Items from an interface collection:
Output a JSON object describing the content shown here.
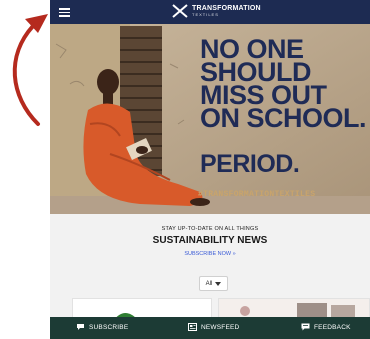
{
  "header": {
    "logo_title": "TRANSFORMATION",
    "logo_subtitle": "TEXTILES"
  },
  "hero": {
    "headline_lines": [
      "NO ONE",
      "SHOULD",
      "MISS OUT",
      "ON SCHOOL."
    ],
    "period": "PERIOD.",
    "hashtag": "#TRANSFORMATIONTEXTILES"
  },
  "news": {
    "kicker": "STAY UP-TO-DATE ON ALL THINGS",
    "title": "SUSTAINABILITY NEWS",
    "cta": "SUBSCRIBE NOW »"
  },
  "filter": {
    "selected": "All"
  },
  "bottom_bar": {
    "subscribe": "SUBSCRIBE",
    "newsfeed": "NEWSFEED",
    "feedback": "FEEDBACK"
  },
  "colors": {
    "header_bg": "#1d2b52",
    "headline": "#1f2b56",
    "bottom_bar_bg": "#1c3b35",
    "arrow": "#b52a1e",
    "link": "#3b5bd6"
  },
  "icons": [
    "menu-icon",
    "logo-icon",
    "chevron-down-icon",
    "chat-icon",
    "newspaper-icon",
    "comment-icon"
  ]
}
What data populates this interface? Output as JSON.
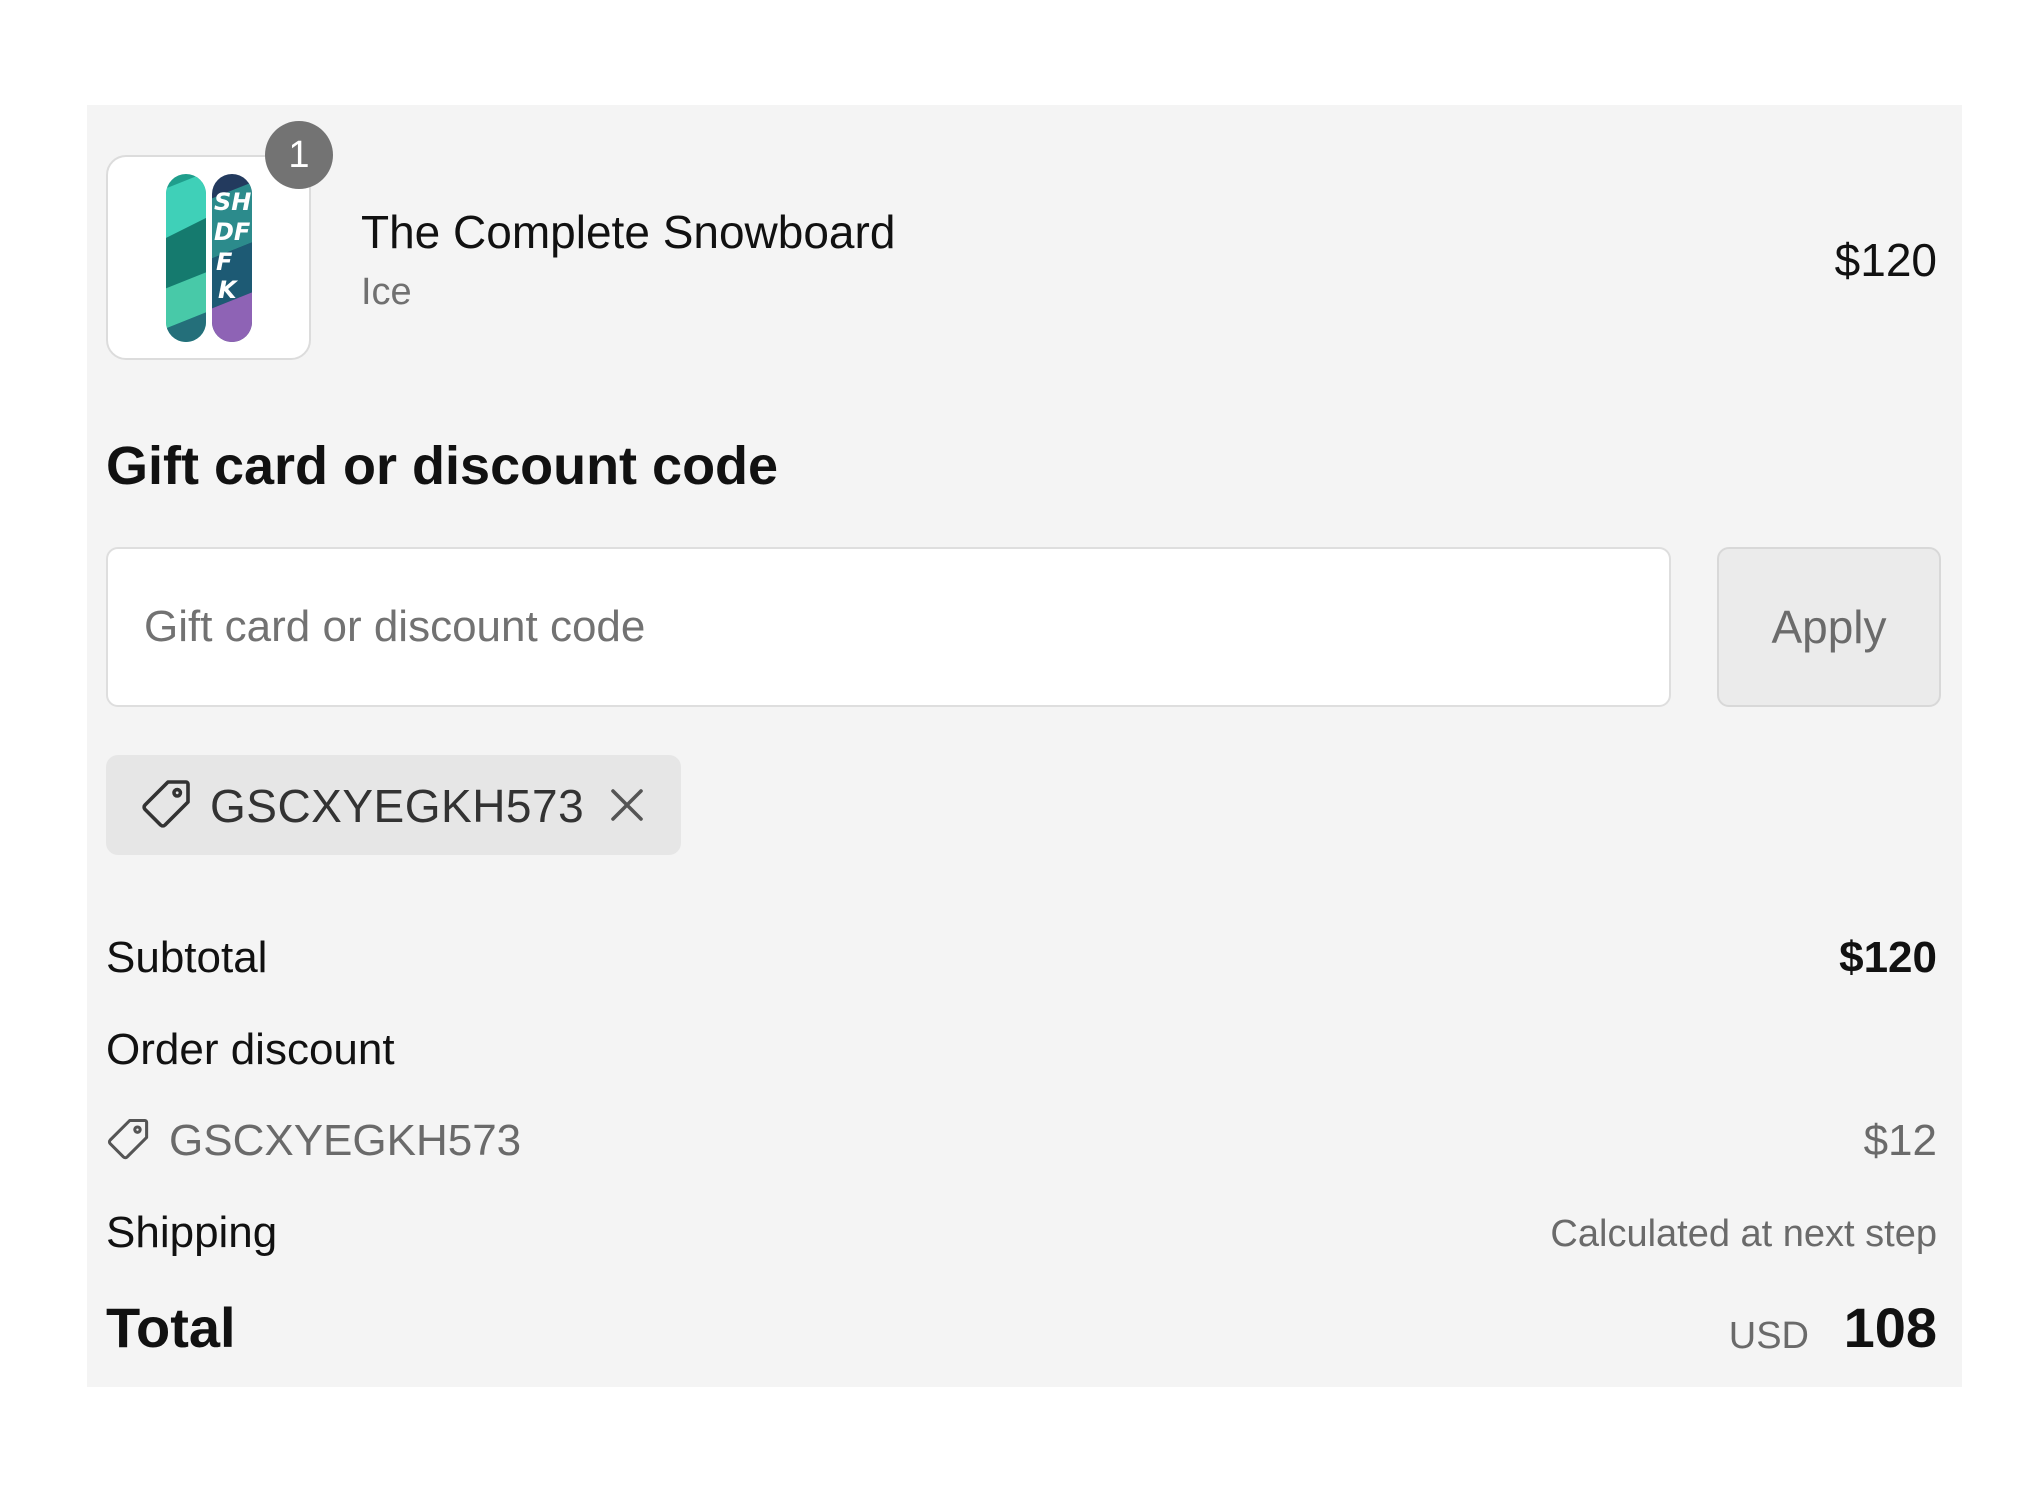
{
  "product": {
    "quantity": "1",
    "title": "The Complete Snowboard",
    "variant": "Ice",
    "price": "$120",
    "image_icon": "snowboard-image"
  },
  "discount": {
    "heading": "Gift card or discount code",
    "input_placeholder": "Gift card or discount code",
    "input_value": "",
    "apply_label": "Apply",
    "applied_code": "GSCXYEGKH573",
    "tag_icon": "tag-icon",
    "remove_icon": "close-icon"
  },
  "summary": {
    "subtotal_label": "Subtotal",
    "subtotal_value": "$120",
    "order_discount_label": "Order discount",
    "discount_code": "GSCXYEGKH573",
    "discount_amount": "$12",
    "shipping_label": "Shipping",
    "shipping_value": "Calculated at next step",
    "total_label": "Total",
    "total_currency": "USD",
    "total_amount": "108"
  },
  "colors": {
    "panel_background": "#f4f4f4",
    "badge": "#737373",
    "chip_background": "#e6e6e6",
    "muted_text": "#6a6a6a"
  }
}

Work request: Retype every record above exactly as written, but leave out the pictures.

The completed task:
Output a JSON object describing the content shown here.
{
  "header": {
    "logo_title": "TRANSFORMATION",
    "logo_subtitle": "TEXTILES"
  },
  "hero": {
    "headline_lines": [
      "NO ONE",
      "SHOULD",
      "MISS OUT",
      "ON SCHOOL."
    ],
    "period": "PERIOD.",
    "hashtag": "#TRANSFORMATIONTEXTILES"
  },
  "news": {
    "kicker": "STAY UP-TO-DATE ON ALL THINGS",
    "title": "SUSTAINABILITY NEWS",
    "cta": "SUBSCRIBE NOW »"
  },
  "filter": {
    "selected": "All"
  },
  "bottom_bar": {
    "subscribe": "SUBSCRIBE",
    "newsfeed": "NEWSFEED",
    "feedback": "FEEDBACK"
  },
  "colors": {
    "header_bg": "#1d2b52",
    "headline": "#1f2b56",
    "bottom_bar_bg": "#1c3b35",
    "arrow": "#b52a1e",
    "link": "#3b5bd6"
  },
  "icons": [
    "menu-icon",
    "logo-icon",
    "chevron-down-icon",
    "chat-icon",
    "newspaper-icon",
    "comment-icon"
  ]
}
What data populates this interface? Output as JSON.
{
  "product": {
    "quantity": "1",
    "title": "The Complete Snowboard",
    "variant": "Ice",
    "price": "$120",
    "image_icon": "snowboard-image"
  },
  "discount": {
    "heading": "Gift card or discount code",
    "input_placeholder": "Gift card or discount code",
    "input_value": "",
    "apply_label": "Apply",
    "applied_code": "GSCXYEGKH573",
    "tag_icon": "tag-icon",
    "remove_icon": "close-icon"
  },
  "summary": {
    "subtotal_label": "Subtotal",
    "subtotal_value": "$120",
    "order_discount_label": "Order discount",
    "discount_code": "GSCXYEGKH573",
    "discount_amount": "$12",
    "shipping_label": "Shipping",
    "shipping_value": "Calculated at next step",
    "total_label": "Total",
    "total_currency": "USD",
    "total_amount": "108"
  },
  "colors": {
    "panel_background": "#f4f4f4",
    "badge": "#737373",
    "chip_background": "#e6e6e6",
    "muted_text": "#6a6a6a"
  }
}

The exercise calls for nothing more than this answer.